29 January 2016
But like many places in London it has a problem - a creeping gentrification, and the sense that the people who have lived here for their whole lives are slowly being pushed away by naked financial realities.
Without going into rather complex economics which I don't understand, the idea is that Brixton has been under-priced for many years and rising house prices and rents are a natural market correction. These, in turn, make the area unaffordable for the current community - both residents and retailers.
By Simon Wood at 20:17
12 January 2016
I left my last piece deliberately unfinished as I couldn't find the space in an already long article to explain why London is my favourite city in the world. I've lived here for four-and-a-half years now, which is comfortably longer than I've ever lived anywhere since waving goodbye to Palmerston North as a wide-eyed 18-year-old in 2003. London is my home now, or at least my second home.
And I desperately hope I can keep calling it home into the future. There's a small catch - my visa runs out in June and I have to apply to stay here. It's a daunting prospect, and more than a little scary. The entire process is incredibly stressful and it's forced me to confront feelings that I've not had to since I moved here.
By Simon Wood at 18:34
5 January 2016
So I've come to the end of this little geographical hop around my life-to-date. Thanks for indulging my wanderlust.
The top three in this list were especially hard to rank and at various points in the last fortnight all three have been in the number one spot. I'm happy with the way it's worked out. It feels right.
Hopefully a few years from now I can revisit this list and redo it with a few dozen more awesome places added in.
By Simon Wood at 21:51
2 January 2016
I'm continuing to rank all the cities I've ever been to. Originally this was supposed to be a two-parter, but it got away on me a bit so there is still one more entry to come with the top ten.
It occurs to me that I've written an awful lot here. Again, I can't stress enough that these are my personal experiences and I'm sure many of you have had very different experiences in some of these places.
So, let's get to it:
34. Wellington, New Zealand - My place of birth, and place of intermittent residence during the 2000s. When I was growing up in the NZ provinces, Wellington was always the "big city", The place to go where you wanted to see tall buildings or bustling crowds. These days, I can see it in a clearer context. Its a lovely place, with incredible coffee hangouts, some unique topography and streets of real character. But I can't help but find it a little insular, self-conscious and even a little (whisper it quietly)...dull. I wish I didn't feel this way as this city still means a lot to me and to a lot of my close friends. Keep on enjoying Wellington, people!
33. Birmingham, UK - Making fun of Birmingham is a national British pastime.
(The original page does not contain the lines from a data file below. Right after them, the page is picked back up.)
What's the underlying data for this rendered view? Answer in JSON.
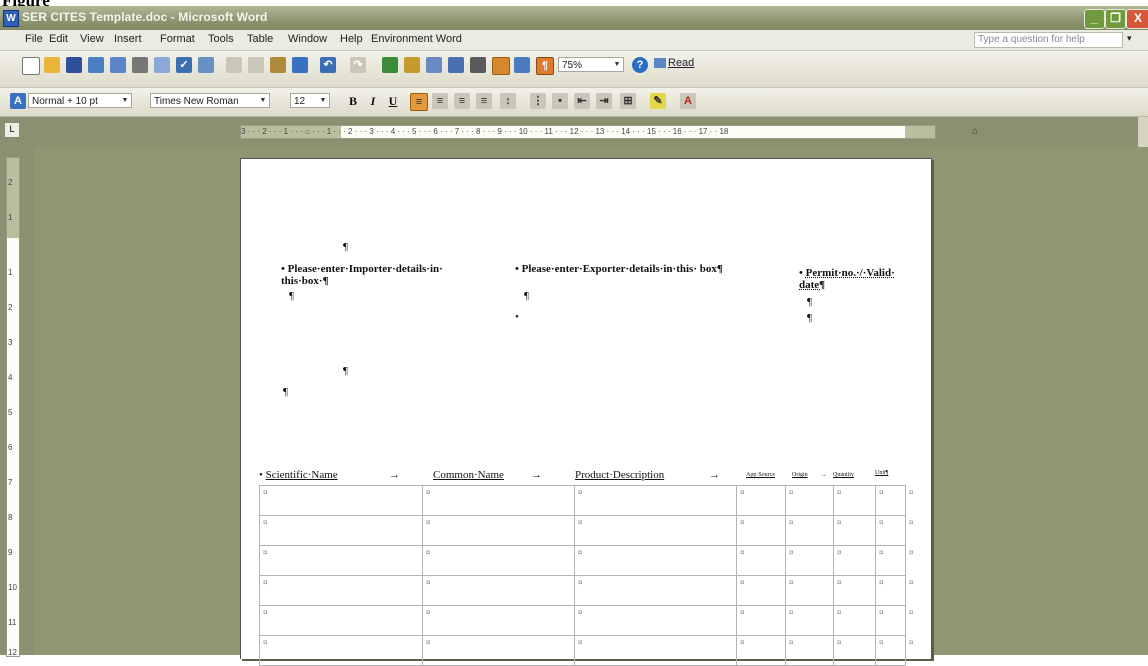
{
  "figure_label": "Figure",
  "window": {
    "title": "SER CITES Template.doc - Microsoft Word",
    "icon_glyph": "W",
    "minimize": "_",
    "restore": "❐",
    "close": "X"
  },
  "menu": {
    "items": [
      "File",
      "Edit",
      "View",
      "Insert",
      "Format",
      "Tools",
      "Table",
      "Window",
      "Help",
      "Environment Word"
    ],
    "help_placeholder": "Type a question for help"
  },
  "toolbar": {
    "zoom": "75%",
    "read_label": "Read",
    "style": "Normal + 10 pt",
    "font": "Times New Roman",
    "size": "12",
    "bold": "B",
    "italic": "I",
    "underline": "U",
    "para_mark": "¶"
  },
  "ruler": {
    "horizontal_text": "3 · · · 2 · · · 1 · · · ⌂ · · · 1 · · · 2 · · · 3 · · · 4 · · · 5 · · · 6 · · · 7 · · · 8 · · · 9 · · · 10 · · · 11 · · · 12 · · · 13 · · · 14 · · · 15 · · · 16 · · · 17 · · 18",
    "vertical_marks": [
      "2",
      "1",
      "·",
      "1",
      "2",
      "3",
      "4",
      "5",
      "6",
      "7",
      "8",
      "9",
      "10",
      "11",
      "12",
      "13"
    ]
  },
  "document": {
    "para1": "¶",
    "importer": "Please·enter·Importer·details·in· this·box·¶",
    "exporter": "Please·enter·Exporter·details·in·this· box¶",
    "permit": "Permit·no.·/·Valid· date¶",
    "pilcrow": "¶",
    "headers": [
      "Scientific·Name",
      "Common·Name",
      "Product·Description",
      "App·Source",
      "Origin",
      "Quantity",
      "Unit¶"
    ],
    "arrow": "→",
    "cell_mark": "¤",
    "row_count": 6
  }
}
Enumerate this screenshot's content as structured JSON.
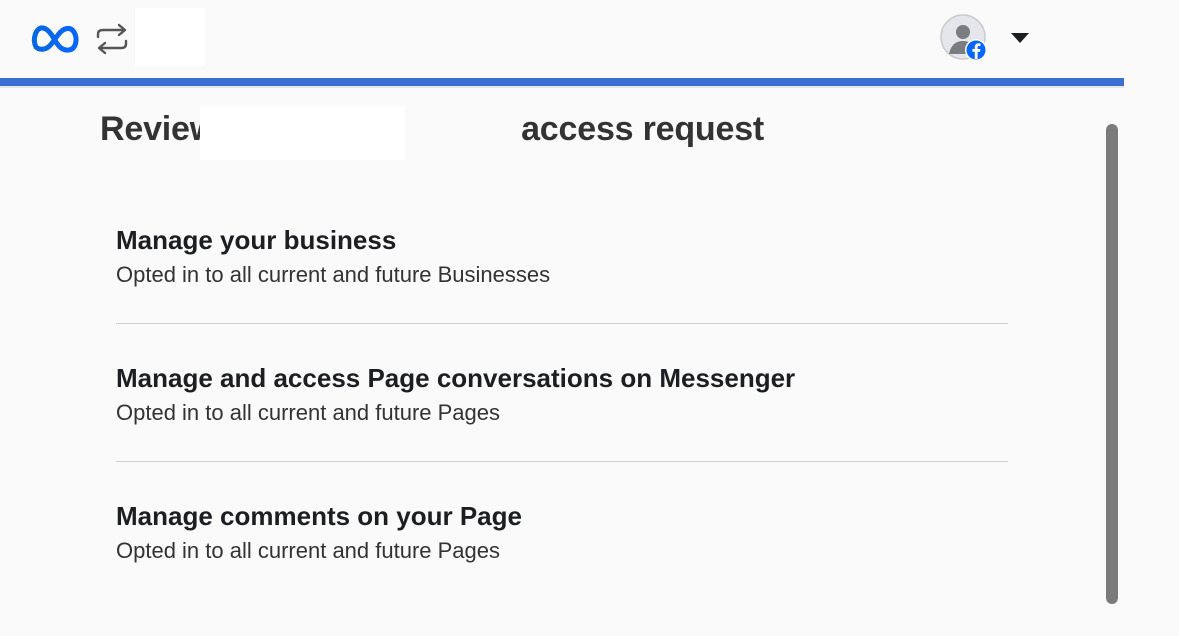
{
  "header": {
    "logo_icon": "meta-logo-icon",
    "switch_icon": "switch-accounts-icon",
    "avatar_icon": "profile-avatar-facebook-icon",
    "menu_icon": "caret-down-icon"
  },
  "progress": {
    "percent": 100,
    "color": "#3b6fd4"
  },
  "page": {
    "title": "Review                                 access request"
  },
  "permissions": [
    {
      "title": "Manage your business",
      "description": "Opted in to all current and future Businesses"
    },
    {
      "title": "Manage and access Page conversations on Messenger",
      "description": "Opted in to all current and future Pages"
    },
    {
      "title": "Manage comments on your Page",
      "description": "Opted in to all current and future Pages"
    }
  ],
  "colors": {
    "brand_blue": "#0866ff",
    "accent_line": "#3b6fd4",
    "scrollbar": "#7a7a7a"
  }
}
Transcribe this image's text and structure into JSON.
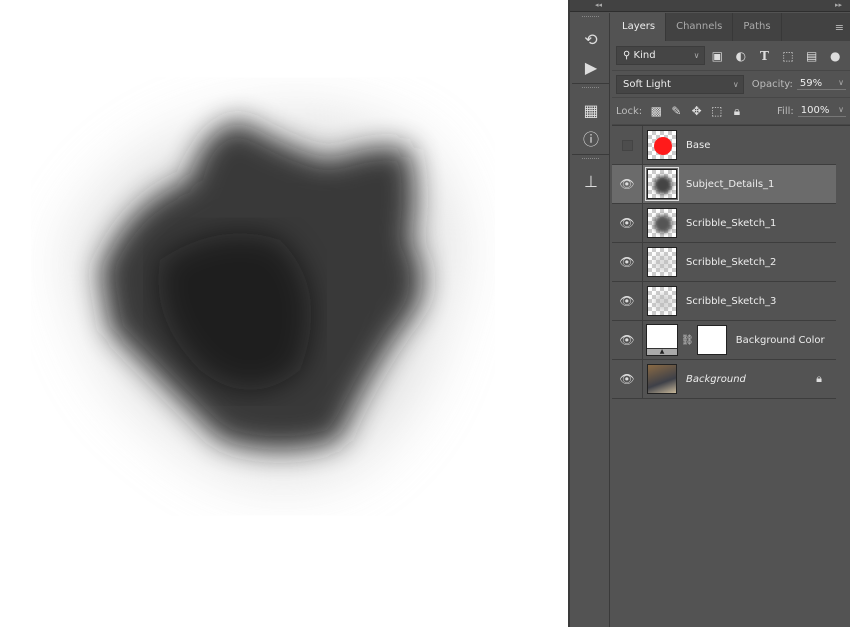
{
  "panel": {
    "tabs": [
      "Layers",
      "Channels",
      "Paths"
    ],
    "active_tab": "Layers",
    "filter": {
      "label": "Kind"
    },
    "blend_mode": "Soft Light",
    "opacity_label": "Opacity:",
    "opacity": "59%",
    "lock_label": "Lock:",
    "fill_label": "Fill:",
    "fill": "100%"
  },
  "layers": [
    {
      "name": "Base",
      "visible": false,
      "thumb": "#ff1a1a"
    },
    {
      "name": "Subject_Details_1",
      "visible": true,
      "selected": true,
      "thumb": "#444"
    },
    {
      "name": "Scribble_Sketch_1",
      "visible": true,
      "thumb": "#555"
    },
    {
      "name": "Scribble_Sketch_2",
      "visible": true,
      "thumb": "#bbb"
    },
    {
      "name": "Scribble_Sketch_3",
      "visible": true,
      "thumb": "#bbb"
    },
    {
      "name": "Background Color",
      "visible": true,
      "fill_layer": true
    },
    {
      "name": "Background",
      "visible": true,
      "locked": true,
      "italic": true,
      "thumb": "#6a5640"
    }
  ]
}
It's a very big city without any real landmarks. It just kind of sits there in the middle of England, being large. But I've always thought if I get sick of London, Birmingham seems like a nice place to live. It's got a very walk-able and interesting city centre and its struck a really nice balance between historic and modern architecture. It's also home to one of the best public libraries I've ever visited - an unfortunate rarity in the UK.
By Simon Wood at 01:09
27 December 2015
This week I've occupied my commuting time by making a list of every city I've ever been to and then ranking them. I've been lucky enough to have done quite a lot of travelling in the last decade and wanted to reflect on some of the amazing places I've been to.
This is part one of two. A "city" is defined as being more than 100,000 inhabitants. I may be missing one or two and there are a few exceptions I've made (*see footnote)
The comments are off the top of my head and I mean no offence if I short-changed your home town. (incidentally, my home town Palmerston North only has a population of 79,000. Keep reaching for the sky, Palmy!)
69. Hamilton, New Zealand - Somewhere had to finish last. Sorry Hamilton. I still like your river.
68. Nha Trang, Vietnam - Drugs, girls and a Full English on every street corner. Where backpackers go to escape Vietnam. The beach was a brief respite and the area outside the tourist quarter was a nice diversion.
68. Dublin, Ireland - I don't get the fuss. Expensive, insular and not much fun if you don't like Guinness.
67. Greater Los Angeles, USA - Impossible to get around without a car. Encapsulates the very worst of American excess. Shallow, superficial and fake.
66. Graz, Austria - Sleepy and exhaustingly obsessed with Arnold Schwarzenegger.
By Simon Wood at 22:55